HOUSTON -- Stephen Curry wanted to play in what became a thrilling 97-96 Golden State Warriors loss to the Houston Rockets on Thursday. Coach Steve Kerr made that clear, minutes after telling reporters that his star was out.
"His thought was that he would be OK," Kerr said. "We just felt a lot more comfortable putting him through a 3-on-3 tomorrow, probably a 5-on-5 on Saturday and really seeing if he's OK or not."
And with that, the decision was out of Curry's hands, even before a pregame warm-up could test his foot. Curry might be the most powerful force in basketball, worth potentially $14 billion to his shoe brand (to say nothing of the Warriors), but he is powerless to fight the lineup sheet. He was declared inactive, and that was that.
A related rule prevented the most powerful force in basketball from joining his teammates on Golden State’s bench. An inactive player must dress according to code. Curry, ever the optimist, assumed he wouldn’t need a suit in Houston. He was overruled.

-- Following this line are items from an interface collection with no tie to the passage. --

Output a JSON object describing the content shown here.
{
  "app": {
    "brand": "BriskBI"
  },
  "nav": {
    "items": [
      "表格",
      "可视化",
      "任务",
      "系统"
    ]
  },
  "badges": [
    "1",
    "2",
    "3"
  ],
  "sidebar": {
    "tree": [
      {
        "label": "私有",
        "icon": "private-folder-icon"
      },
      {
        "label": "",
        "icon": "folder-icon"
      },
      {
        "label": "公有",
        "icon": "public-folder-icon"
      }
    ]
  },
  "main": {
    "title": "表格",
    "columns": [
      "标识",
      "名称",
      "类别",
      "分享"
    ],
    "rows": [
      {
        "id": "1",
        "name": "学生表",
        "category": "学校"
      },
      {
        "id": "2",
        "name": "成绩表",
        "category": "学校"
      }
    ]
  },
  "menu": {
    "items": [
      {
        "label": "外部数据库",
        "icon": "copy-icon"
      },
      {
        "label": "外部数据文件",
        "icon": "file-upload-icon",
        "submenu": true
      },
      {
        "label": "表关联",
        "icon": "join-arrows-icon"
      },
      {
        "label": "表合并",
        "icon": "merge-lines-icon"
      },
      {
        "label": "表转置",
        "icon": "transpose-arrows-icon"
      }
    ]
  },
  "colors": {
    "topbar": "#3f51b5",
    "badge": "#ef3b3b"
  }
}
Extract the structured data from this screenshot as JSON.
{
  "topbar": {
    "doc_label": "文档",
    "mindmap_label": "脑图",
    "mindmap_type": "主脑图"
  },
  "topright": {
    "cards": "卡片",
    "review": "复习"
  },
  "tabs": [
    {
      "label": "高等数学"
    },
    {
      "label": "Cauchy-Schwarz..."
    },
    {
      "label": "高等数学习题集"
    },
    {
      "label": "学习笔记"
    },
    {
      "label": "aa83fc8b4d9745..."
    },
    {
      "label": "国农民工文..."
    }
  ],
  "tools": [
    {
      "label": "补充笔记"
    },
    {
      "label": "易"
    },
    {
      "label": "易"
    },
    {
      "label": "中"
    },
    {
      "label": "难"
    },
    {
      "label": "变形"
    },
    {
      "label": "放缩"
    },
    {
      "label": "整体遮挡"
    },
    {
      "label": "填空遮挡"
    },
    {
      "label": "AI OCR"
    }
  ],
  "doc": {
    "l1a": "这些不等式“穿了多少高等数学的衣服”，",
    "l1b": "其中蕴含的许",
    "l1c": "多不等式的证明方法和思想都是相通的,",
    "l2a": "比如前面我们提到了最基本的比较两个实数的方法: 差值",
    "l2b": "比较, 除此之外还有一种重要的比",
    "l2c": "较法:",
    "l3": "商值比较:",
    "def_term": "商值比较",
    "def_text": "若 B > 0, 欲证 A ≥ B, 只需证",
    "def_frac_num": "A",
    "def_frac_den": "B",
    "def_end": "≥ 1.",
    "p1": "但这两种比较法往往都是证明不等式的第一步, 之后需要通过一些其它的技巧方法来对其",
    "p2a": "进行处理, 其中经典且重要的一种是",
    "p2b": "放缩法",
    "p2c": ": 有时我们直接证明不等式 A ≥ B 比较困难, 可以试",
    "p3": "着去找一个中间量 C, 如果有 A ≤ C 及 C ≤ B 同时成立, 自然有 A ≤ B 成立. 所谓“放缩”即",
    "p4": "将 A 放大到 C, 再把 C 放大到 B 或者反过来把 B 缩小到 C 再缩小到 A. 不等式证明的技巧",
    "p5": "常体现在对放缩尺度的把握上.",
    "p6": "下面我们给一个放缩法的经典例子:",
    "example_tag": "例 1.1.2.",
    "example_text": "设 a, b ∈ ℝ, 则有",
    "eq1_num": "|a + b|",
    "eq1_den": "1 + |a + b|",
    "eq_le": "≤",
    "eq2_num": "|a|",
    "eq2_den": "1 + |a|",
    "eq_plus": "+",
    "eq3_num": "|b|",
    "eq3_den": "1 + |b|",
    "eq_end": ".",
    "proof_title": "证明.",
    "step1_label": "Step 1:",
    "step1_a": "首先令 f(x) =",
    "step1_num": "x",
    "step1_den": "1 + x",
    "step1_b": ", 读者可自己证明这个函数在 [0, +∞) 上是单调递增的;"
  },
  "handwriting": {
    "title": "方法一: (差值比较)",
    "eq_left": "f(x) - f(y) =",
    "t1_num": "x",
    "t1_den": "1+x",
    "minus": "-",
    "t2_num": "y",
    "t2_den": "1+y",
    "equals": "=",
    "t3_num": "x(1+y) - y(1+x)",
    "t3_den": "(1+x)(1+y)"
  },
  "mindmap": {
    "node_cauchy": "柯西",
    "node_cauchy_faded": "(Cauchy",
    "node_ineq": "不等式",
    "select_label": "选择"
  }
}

Even after tough losses, Curry tends to exude cheer. Not this time. After this one, Curry pulled his warm-up hoodie over his face, placed his head in his hands and froze in the pose of a man battling a headache -- or worse. He did this for minutes. Despite not seeing the court, he was one of the last players to finally change out of his gear.

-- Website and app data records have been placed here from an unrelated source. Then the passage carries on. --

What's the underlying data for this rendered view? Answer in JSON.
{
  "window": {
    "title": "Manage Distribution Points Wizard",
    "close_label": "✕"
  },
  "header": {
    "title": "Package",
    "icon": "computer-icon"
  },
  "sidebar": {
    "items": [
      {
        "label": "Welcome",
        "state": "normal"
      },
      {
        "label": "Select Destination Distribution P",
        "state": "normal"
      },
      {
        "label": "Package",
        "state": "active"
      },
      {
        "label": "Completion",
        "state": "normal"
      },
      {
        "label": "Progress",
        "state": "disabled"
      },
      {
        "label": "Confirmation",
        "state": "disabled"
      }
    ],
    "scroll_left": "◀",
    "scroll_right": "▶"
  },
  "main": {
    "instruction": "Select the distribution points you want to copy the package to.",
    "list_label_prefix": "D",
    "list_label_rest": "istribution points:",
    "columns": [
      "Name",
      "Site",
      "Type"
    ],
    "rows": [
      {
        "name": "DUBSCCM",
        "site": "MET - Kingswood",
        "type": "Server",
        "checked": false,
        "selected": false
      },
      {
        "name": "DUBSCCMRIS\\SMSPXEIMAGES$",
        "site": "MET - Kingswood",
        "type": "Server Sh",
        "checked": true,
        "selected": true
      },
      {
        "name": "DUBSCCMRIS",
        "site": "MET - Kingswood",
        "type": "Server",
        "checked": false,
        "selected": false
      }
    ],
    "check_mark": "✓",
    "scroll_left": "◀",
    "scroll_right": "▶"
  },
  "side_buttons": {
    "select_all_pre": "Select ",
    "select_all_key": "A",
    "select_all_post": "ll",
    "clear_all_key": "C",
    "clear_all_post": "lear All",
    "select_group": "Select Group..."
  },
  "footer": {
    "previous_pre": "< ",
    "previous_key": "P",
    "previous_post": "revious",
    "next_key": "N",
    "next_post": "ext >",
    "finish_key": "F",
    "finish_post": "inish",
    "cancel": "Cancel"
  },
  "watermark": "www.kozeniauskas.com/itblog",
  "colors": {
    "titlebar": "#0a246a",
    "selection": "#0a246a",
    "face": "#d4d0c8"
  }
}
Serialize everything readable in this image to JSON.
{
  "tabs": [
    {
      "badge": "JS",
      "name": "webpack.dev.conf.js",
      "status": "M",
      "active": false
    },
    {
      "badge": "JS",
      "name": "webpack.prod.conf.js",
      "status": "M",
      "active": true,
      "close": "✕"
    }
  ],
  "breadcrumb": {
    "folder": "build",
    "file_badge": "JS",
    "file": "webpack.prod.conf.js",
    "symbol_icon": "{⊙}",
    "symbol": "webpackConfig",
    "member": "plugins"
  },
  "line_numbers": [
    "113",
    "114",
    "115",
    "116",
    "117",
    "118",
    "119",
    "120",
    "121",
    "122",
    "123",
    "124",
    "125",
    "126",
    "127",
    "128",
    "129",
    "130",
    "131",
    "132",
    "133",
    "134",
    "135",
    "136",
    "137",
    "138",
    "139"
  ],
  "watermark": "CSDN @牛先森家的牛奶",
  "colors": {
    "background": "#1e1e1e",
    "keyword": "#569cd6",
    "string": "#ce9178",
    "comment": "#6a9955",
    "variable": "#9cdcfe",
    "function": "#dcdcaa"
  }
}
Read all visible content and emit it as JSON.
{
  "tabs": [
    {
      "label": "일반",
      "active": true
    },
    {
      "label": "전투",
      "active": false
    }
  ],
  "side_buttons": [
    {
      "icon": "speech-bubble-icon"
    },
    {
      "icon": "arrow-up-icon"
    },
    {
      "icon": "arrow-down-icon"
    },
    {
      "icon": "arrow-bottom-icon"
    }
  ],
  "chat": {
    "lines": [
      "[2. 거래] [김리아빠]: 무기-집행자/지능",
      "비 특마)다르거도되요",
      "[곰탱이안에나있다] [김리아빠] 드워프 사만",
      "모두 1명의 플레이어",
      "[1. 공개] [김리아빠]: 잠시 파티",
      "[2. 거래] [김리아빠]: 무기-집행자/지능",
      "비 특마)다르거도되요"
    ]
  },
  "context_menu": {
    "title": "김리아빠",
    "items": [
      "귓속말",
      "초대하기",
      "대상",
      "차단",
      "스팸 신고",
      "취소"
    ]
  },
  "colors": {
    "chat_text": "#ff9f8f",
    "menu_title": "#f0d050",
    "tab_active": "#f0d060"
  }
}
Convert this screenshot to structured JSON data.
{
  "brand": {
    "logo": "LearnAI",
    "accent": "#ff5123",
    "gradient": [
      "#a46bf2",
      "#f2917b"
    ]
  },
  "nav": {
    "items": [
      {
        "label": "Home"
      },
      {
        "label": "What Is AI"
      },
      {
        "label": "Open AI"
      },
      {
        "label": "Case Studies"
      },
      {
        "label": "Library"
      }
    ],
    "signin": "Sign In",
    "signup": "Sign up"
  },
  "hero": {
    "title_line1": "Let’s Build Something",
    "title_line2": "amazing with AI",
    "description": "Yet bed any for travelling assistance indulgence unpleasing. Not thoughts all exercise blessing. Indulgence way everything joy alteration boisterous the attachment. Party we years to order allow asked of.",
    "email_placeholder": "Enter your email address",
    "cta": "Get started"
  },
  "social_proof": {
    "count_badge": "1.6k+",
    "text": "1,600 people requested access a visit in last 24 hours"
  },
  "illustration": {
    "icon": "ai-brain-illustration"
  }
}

In the haze of defeat, Golden State’s All-Stars comprised a triangle of frustration: Curry in the center of the locker room, Klay Thompson on the left and Draymond Green in the right corner. Thompson and Green had atypically bad games. Thompson missed all seven of his 3-pointers, including an ambitious go-ahead 30-footer with 26 seconds remaining. Green ceded seven turnovers and didn’t play with his usual verve.
The two active All-Stars dealt with defeat in their own ways. Thompson was sullen, staring straight ahead for minutes before finally sinking into his phone. Green held court in his corner, carrying on with standard volubility.
When it goes wrong for Green , he’ll sometimes lean into the situation, embracing accountability. "I cost us this game. I was horrible," he said, amid a few cutting self assessments. That was an exaggeration, but also refreshing. Green is confident enough to rip himself without fear of losing face. He can cop to being horrible one game because he knows the bad nights are anomalous.
Thompson was similarly tough on himself once he emerged from his depressive fugue.
"I’ll watch the tape on my shots and see what I can do better, especially the last two that I had," he said. "The last one felt good, and the other shot was wide open; that’s basketball, and there’s no time to sulk. It obviously hurts real bad. It’s not really a quick turnaround, but I have a chance to redeem myself on Sunday."
This was a bizarre night when there were no stars, when Ian Clark played to a standard his highly lauded teammates couldn’t equal. It was a game in which Marreese Speights scored at a Curry rate, in Curry’s absence. It was an evening in which Houston’s bench looked defeated upon seeing James Harden win the game.
From this strange night, we finally have a series, albeit one where Curry’s participation remains an open question. If it was up to him, he would have played by now. Although his play often decides games, he cannot, at the moment, decide to play in them. Whatever the issue with his ankle, it’s lingering. And the more it lingers, the more likely the Rockets are to linger as well.
It’s just one loss, but it’s a particularly frustrating one for this reason: The Warriors must now grapple with a new kind of risk. If Harden had missed his last shot, Golden State would have the series won in all but technicality. A shank would have ended this. Instead that swish converted Curry’s absence from background concern to pressing problem. The playoffs finally arrived in Golden State. When is the MVP arriving?
Will Curry play in Game 4? Right now, even he doesn’t know, because he doesn’t choose. For one man, that might be harder to absorb than the loss itself -- though the loss surely doesn’t help. For his All-Star teammates, it’s a question they must ignore while seeking redemption for themselves.